The Idaho State Legislature doesn’t go into session until January 8, when Governor C.L. “Butch” Otter gives his State of the Union speech. This year, though, there may be a new item added to the agenda: Sexual harassment prevention training.
You can hardly pick up a newspaper these days without seeing a powerful person being accused of sexually harassing a less powerful, typically younger person, sometimes decades ago. And state legislatures are no exception.
n Arizona: The chairman of the state House Appropriations Committee was suspended from his post after eight women, including fellow legislators, accused him of inappropriate sexual advances.
n Illinois: A state Senator was stripped of his leadership position as majority caucus chairman after a victim’s rights advocate accused him of inappropriate and unwanted contact.
n Kentucky: The House Speaker resigned his leadership post, though he remains in office, after revelations he settled a sexual harassment claim brought by an employee.
n Ohio: A state Senator resigned after admitting to inappropriate behavior toward a state employee.
n Oregon: A state Senator was reprimanded after a colleague accused him of inappropriately touching her.
n Washington: Several legislators have been accused, including one who resigned in 2011.
In Idaho, there have been two cases of sexually-related incidents:

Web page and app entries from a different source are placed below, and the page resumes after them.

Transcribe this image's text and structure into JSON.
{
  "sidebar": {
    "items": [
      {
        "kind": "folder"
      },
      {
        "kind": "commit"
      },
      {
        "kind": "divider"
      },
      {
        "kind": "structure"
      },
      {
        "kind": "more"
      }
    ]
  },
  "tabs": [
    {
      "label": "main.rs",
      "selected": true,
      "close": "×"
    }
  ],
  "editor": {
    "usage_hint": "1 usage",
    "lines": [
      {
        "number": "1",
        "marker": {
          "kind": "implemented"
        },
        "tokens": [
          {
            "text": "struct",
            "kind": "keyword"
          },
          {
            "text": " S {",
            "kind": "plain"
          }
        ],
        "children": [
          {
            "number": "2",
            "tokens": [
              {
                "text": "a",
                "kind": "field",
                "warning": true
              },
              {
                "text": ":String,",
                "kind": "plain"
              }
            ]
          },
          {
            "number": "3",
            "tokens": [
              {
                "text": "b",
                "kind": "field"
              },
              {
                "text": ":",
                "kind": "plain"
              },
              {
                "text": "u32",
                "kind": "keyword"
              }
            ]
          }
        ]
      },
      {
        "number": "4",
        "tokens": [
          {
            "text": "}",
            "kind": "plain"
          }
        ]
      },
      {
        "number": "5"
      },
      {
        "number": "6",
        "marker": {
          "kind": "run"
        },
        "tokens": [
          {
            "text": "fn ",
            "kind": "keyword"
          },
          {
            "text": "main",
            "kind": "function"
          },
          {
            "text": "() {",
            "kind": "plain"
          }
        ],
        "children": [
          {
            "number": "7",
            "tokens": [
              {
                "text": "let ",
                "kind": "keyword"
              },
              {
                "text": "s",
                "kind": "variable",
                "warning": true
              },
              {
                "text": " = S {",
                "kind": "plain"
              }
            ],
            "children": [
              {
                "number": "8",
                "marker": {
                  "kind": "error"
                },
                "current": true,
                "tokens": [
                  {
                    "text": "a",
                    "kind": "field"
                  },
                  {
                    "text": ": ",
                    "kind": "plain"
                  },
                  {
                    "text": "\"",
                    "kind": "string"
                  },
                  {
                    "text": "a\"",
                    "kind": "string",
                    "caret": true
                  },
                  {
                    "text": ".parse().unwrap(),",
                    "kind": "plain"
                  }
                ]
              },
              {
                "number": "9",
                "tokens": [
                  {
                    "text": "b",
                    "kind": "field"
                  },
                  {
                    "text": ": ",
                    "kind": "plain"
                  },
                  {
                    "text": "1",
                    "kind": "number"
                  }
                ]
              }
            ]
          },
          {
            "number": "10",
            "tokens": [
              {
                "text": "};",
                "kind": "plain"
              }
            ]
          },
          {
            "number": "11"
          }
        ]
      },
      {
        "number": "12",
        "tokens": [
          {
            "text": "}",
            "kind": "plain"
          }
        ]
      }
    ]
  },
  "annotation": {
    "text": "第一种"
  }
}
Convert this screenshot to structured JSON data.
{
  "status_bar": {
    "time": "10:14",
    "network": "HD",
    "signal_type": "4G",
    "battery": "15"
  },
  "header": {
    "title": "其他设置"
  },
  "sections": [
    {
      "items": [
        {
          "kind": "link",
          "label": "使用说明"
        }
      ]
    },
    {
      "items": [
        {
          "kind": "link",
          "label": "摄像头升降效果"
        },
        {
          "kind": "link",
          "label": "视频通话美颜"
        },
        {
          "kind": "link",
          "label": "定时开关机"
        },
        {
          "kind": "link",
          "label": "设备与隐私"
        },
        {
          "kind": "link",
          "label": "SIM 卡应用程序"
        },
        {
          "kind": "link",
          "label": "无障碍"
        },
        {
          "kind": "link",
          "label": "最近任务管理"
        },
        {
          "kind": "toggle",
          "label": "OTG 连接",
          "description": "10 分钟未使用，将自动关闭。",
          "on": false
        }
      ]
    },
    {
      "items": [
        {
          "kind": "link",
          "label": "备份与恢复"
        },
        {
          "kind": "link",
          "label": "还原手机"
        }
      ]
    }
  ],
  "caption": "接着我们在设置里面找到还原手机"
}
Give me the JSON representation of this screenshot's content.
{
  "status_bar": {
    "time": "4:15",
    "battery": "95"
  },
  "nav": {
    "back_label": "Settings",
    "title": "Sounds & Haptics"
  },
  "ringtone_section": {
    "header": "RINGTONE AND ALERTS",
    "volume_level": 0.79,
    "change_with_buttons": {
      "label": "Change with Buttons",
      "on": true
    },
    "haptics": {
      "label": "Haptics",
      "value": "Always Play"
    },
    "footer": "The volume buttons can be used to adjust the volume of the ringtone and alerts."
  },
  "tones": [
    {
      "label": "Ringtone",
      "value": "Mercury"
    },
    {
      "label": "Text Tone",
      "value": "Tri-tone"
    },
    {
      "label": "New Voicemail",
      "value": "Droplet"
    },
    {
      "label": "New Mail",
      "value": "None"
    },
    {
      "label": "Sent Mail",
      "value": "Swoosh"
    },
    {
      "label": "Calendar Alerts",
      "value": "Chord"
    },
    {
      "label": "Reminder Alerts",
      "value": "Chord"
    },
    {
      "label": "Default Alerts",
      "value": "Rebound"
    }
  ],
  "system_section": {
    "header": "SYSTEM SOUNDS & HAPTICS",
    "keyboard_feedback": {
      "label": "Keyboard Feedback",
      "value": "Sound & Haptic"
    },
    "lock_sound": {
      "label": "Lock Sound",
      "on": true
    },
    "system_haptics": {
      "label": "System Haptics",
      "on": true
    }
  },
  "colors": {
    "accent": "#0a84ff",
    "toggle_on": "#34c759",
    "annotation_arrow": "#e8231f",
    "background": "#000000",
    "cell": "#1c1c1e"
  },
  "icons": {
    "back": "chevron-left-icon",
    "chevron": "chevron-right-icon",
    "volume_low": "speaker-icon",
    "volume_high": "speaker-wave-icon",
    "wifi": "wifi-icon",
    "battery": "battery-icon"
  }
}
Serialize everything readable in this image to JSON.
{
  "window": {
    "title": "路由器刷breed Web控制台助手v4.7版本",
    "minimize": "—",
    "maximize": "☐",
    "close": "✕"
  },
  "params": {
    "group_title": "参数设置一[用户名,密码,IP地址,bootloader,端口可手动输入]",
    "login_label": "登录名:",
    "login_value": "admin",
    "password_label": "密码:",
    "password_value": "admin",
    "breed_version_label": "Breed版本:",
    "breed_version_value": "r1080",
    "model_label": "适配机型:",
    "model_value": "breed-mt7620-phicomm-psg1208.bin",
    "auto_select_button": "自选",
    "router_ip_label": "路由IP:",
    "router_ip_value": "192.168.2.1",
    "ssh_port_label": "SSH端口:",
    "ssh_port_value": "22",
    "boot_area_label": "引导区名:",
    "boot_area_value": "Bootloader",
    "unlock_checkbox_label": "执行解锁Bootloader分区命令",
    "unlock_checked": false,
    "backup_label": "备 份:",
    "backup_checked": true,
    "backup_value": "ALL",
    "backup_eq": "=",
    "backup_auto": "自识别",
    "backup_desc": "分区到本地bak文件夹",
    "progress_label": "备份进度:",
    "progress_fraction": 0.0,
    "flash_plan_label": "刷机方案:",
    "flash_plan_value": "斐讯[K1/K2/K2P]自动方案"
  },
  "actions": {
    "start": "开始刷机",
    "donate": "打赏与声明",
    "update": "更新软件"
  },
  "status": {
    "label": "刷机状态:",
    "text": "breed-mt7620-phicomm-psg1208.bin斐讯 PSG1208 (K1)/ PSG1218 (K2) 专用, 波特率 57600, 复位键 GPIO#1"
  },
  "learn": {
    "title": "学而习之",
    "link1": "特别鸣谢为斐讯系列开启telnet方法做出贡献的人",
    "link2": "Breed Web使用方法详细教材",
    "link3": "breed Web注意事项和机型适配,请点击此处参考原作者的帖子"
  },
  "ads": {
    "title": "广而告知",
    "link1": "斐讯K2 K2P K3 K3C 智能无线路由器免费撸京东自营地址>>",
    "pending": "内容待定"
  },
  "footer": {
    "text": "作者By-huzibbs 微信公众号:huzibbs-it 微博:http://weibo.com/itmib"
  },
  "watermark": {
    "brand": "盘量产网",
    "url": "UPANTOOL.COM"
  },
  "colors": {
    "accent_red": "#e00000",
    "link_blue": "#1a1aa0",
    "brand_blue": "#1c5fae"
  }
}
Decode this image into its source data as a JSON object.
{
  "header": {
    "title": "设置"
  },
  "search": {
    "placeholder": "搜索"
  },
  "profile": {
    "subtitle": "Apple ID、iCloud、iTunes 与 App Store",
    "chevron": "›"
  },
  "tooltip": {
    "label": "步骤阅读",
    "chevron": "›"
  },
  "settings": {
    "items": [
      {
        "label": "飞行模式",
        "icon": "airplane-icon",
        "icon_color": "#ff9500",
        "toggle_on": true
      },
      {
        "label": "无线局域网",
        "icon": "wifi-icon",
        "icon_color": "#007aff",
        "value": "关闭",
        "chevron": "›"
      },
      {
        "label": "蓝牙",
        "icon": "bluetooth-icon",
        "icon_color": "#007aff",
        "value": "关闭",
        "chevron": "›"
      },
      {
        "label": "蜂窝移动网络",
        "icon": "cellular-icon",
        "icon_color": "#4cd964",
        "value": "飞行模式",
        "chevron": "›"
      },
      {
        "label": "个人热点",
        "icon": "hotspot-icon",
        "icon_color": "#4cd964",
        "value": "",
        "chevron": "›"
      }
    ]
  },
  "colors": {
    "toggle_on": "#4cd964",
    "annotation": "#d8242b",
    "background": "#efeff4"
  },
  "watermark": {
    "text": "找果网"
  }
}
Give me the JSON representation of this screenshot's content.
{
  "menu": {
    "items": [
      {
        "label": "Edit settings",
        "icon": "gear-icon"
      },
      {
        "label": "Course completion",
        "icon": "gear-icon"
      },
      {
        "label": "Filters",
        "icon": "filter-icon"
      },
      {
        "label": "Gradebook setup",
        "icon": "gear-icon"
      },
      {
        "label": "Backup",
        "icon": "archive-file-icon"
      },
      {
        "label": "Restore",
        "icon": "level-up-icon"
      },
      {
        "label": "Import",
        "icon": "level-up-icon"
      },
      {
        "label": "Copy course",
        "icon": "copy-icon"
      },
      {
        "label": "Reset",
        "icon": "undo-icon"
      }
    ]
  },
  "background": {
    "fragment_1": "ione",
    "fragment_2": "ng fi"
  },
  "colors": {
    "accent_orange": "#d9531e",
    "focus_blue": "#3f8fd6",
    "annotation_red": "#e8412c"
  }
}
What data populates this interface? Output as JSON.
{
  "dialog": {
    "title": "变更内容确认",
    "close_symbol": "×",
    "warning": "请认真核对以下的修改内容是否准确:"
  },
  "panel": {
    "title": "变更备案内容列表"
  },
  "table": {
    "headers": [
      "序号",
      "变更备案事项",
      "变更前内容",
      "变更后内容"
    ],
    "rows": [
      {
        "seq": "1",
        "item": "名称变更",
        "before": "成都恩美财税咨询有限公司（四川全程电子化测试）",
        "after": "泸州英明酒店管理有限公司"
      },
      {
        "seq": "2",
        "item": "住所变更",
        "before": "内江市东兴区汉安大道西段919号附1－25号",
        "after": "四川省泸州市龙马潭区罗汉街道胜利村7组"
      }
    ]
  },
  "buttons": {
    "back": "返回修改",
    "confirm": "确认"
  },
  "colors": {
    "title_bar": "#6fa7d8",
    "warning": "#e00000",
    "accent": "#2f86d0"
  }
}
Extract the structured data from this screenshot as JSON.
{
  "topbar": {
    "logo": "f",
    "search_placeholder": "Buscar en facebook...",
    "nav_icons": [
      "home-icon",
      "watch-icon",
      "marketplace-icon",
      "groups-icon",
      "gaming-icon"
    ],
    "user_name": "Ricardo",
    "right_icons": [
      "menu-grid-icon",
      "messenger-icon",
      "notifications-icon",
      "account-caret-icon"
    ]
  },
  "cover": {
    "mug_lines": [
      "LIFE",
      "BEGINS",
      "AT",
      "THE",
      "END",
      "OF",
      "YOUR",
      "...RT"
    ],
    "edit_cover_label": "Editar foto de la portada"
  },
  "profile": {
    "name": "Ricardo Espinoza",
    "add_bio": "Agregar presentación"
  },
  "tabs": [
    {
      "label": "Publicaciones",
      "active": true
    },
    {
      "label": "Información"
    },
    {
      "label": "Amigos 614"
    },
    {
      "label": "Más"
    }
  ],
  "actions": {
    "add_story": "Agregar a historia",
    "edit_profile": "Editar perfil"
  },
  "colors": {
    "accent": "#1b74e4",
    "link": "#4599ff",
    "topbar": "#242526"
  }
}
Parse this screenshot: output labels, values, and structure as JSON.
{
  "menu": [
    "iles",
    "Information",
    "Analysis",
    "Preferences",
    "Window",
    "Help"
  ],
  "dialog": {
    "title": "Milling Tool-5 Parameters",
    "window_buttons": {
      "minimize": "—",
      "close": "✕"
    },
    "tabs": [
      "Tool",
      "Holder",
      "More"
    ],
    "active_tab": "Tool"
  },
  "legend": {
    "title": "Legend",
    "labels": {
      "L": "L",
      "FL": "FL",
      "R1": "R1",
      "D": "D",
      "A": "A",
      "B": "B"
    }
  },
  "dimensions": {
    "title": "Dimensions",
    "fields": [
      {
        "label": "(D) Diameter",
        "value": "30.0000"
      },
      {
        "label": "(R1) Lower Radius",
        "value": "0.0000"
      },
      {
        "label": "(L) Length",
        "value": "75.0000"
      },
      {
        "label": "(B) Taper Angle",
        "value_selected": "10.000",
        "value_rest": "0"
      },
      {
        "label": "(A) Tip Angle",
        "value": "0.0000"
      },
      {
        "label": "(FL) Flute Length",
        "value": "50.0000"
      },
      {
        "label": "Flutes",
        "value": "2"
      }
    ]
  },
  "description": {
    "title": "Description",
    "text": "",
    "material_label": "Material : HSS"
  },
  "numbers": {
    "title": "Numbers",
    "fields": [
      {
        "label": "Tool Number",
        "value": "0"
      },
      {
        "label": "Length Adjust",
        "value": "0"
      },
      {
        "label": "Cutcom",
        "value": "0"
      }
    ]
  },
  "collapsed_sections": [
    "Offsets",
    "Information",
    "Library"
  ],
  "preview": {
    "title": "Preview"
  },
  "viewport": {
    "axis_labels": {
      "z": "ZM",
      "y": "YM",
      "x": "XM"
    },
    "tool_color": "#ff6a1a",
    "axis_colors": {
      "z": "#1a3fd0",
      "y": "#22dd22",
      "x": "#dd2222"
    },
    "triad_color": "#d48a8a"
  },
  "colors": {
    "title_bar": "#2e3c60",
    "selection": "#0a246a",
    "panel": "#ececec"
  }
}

n In 2012, Sen. John McGee, of Caldwell, resigned after he was accused by a female aide of propositioning her. Reportedly, he was told by Senate President Pro Tem Brent Hill that he either had to resign or face a full ethics inquiry on the charge. He also pleaded guilty to disturbing the peace, because Idaho didn’t have a criminal sexual harassment law.
n Earlier this year, Rep. Heather Scott was stripped of her committee assignments after claiming that female lawmakers needed to “spread their legs” to get committee chairmanships.
In addition, Gov. Otter recently tweeted that he and his wife supported the #metoo movement, which had led many women on Twitter reporting their experiences with sexual harassment with the hashtag #metoo. He did this because the National Organization for Women asked him to after several recent lawsuits against state agencies alleging sexual harassment against employees:
n A former Department of Fish and Game employee alleging in a sexual discrimination lawsuit that a male supervisor threatened to strangle her with an extension cord.
n A former employee at the State Controller’s Office said she was sexually and racially harassed by a supervisor.
n The state recently settled a lawsuit with a woman who said she was coerced into sex with a detective investigating her in a federal drug case.
n Several state legislatures have taken steps to help reduce sexual harassment of staffers and legislators.
n California: The state Senate hired outside investigators to look into complaints of widespread harassment.
n Iowa: Creating a human resources manager position to oversee Statehouse harassment complaints, six weeks after the state paid a $1.75 million settlement with a former Senate staffer who reported sexual harassment at work.
n Kansas: Improving its sexual harassment policy after several accusations.
n Massachusetts: the House speaker ordered a review of the Legislature’s sexual harassment policies after claims of sexual misconduct by legislators or staff.
n Rhode Island: the House speaker said there will be sexual harassment training for the legislature, after a lawmaker accused another of seeking sexual favors in exchange for bills to advance.
In Idaho, Gov. Otter reportedly told the state’s Division of Human Resources to increase public employee training about sexual harassment, discrimination and employee retaliation, and that training was given to employees in the controller’s office on October 3.
While Idaho legislative leadership hasn’t said anything about instituting sexual harassment prevention training, legislators have had ethics training every two years since 2013.